Staying safe online

Here are some simple tips to help you stay safe and secure when you’re using websites and apps.

Be careful if someone unexpected gets in touch

Especially if they ask you to give them any personal information, log into your online accounts, or make unexpected payments. Scams can happen over the phone, online, in emails or even face-to-face. If something doesn't feel right, don't take the gamble. Contact the company on a number you know and trust, or visit their website directly and log in.

Consider what you share on social media

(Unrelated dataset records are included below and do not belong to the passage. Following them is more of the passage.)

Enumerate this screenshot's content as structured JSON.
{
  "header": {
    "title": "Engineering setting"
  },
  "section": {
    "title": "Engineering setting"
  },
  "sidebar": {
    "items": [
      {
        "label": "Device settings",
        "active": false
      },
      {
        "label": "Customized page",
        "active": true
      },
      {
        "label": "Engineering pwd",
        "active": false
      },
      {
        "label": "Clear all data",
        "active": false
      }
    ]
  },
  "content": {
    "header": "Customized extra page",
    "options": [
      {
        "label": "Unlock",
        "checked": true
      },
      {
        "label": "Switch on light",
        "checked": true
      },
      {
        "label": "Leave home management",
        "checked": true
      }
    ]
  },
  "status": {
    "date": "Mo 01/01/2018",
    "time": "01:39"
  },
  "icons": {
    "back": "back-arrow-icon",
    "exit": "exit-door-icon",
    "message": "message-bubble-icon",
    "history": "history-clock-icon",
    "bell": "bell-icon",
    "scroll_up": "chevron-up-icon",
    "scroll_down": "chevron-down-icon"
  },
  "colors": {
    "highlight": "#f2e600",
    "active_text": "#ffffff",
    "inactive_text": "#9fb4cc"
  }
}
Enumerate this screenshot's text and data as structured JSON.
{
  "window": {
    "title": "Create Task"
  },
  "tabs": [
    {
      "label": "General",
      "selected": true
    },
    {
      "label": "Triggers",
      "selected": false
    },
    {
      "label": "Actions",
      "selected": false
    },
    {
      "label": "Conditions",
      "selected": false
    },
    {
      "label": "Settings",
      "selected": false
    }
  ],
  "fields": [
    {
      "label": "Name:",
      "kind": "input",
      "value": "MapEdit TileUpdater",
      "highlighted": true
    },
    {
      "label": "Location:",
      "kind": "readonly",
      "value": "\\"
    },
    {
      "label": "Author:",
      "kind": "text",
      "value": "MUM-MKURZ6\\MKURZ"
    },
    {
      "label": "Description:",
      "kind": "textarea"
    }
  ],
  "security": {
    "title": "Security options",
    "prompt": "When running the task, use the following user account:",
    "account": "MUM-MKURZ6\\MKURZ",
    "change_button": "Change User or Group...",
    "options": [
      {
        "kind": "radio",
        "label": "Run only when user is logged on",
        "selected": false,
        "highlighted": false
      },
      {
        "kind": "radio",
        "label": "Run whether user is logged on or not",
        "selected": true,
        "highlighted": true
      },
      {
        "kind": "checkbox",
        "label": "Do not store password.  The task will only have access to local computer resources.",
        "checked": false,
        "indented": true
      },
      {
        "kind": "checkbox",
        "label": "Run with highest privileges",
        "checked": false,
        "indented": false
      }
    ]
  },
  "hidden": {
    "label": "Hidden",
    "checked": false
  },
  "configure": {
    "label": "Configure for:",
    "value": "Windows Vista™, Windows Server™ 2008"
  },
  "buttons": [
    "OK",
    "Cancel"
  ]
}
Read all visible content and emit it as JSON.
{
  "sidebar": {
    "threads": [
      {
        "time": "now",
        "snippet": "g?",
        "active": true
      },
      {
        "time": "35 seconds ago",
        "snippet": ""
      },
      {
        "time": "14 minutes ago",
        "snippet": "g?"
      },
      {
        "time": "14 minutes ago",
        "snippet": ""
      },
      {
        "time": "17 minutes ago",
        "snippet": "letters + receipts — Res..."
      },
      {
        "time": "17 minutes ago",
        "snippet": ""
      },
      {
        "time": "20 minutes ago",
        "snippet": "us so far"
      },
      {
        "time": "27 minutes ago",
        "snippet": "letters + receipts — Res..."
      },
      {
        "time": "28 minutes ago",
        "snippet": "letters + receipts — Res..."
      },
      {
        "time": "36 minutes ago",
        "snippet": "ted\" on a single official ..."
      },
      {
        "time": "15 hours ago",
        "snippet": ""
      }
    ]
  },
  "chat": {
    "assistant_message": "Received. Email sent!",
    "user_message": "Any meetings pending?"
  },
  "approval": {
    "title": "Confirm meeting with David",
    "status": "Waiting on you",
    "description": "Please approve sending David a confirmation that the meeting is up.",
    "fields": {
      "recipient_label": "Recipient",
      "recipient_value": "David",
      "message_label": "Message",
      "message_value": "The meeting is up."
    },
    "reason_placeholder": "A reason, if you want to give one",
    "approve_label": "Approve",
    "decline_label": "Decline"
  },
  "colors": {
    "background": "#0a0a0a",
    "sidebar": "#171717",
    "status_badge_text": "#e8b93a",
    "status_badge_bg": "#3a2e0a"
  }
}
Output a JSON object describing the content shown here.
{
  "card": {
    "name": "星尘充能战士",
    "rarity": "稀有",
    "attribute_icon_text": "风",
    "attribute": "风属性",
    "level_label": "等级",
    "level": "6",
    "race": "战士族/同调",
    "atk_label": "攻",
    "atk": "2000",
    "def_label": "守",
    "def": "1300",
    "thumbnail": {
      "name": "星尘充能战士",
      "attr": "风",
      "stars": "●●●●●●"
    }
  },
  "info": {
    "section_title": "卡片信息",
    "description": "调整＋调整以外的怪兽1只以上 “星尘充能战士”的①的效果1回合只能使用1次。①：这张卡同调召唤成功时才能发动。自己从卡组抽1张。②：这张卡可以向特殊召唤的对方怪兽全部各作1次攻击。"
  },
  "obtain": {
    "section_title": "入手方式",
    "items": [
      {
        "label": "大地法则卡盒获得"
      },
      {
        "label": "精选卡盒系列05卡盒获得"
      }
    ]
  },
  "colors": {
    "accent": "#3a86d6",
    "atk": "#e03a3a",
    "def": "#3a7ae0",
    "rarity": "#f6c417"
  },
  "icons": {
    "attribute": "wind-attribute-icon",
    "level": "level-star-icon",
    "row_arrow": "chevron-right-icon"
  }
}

Data from your profiles or posts – like email addresses, phone numbers, your date of birth and even your pet’s name – could be the key to your digital castle in the wrong hands. Never share your password or PIN, and make sure it's hard to guess. Avoid using your year of birth, or your date of birth.

Use technology to keep your computer secure

Keep all your devices protected by using a reputable antivirus software. Some software will include licences for multiple devices, including mobile phones and tablets.

Use online security when available

Wherever you can, enable two-factor authentication (sometimes known as 2FA or MFA) on your online accounts. This provides you with an extra layer of protection.

Use unique passwords

Avoid using the same password on multiple accounts. If you find it hard to remember all your passwords, use a password manager to keep track of them. Then you'll only have to remember the password for your password manager.

Always check who sent the message

Be cautious when opening attachments or clicking on links in an email you aren't expecting. It's always safer to log in to your account via a trusted method to check any notifications.

Keep up to date with your accounts

Check your bank statements, accounts credit report regularly for suspicious entries or accounts you don't recognise. There are many free options available.

Be careful of convincing stories

Be wary of anyone telling you've been a victim of fraud, either online or over the phone. Fraudsters may try this tactic to gain your personal or banking information and can sound very convincing. Fraudsters can even spoof telephone numbers; pretending to call or text from a number you trust. A legitimate business won't mind if you hang up and call a number that you trust or log into your account.

Your rubbish is another person’s opportunity

You should shred or destroy any documents that contain your personal details before you throw them away.

Keep up to date and learn more

You can find news, updates and information on the latest scams here. And if you think you are or have been a victim of fraud, report it to Action Fraud as soon as possible. Other useful sites for information about staying safe online, include: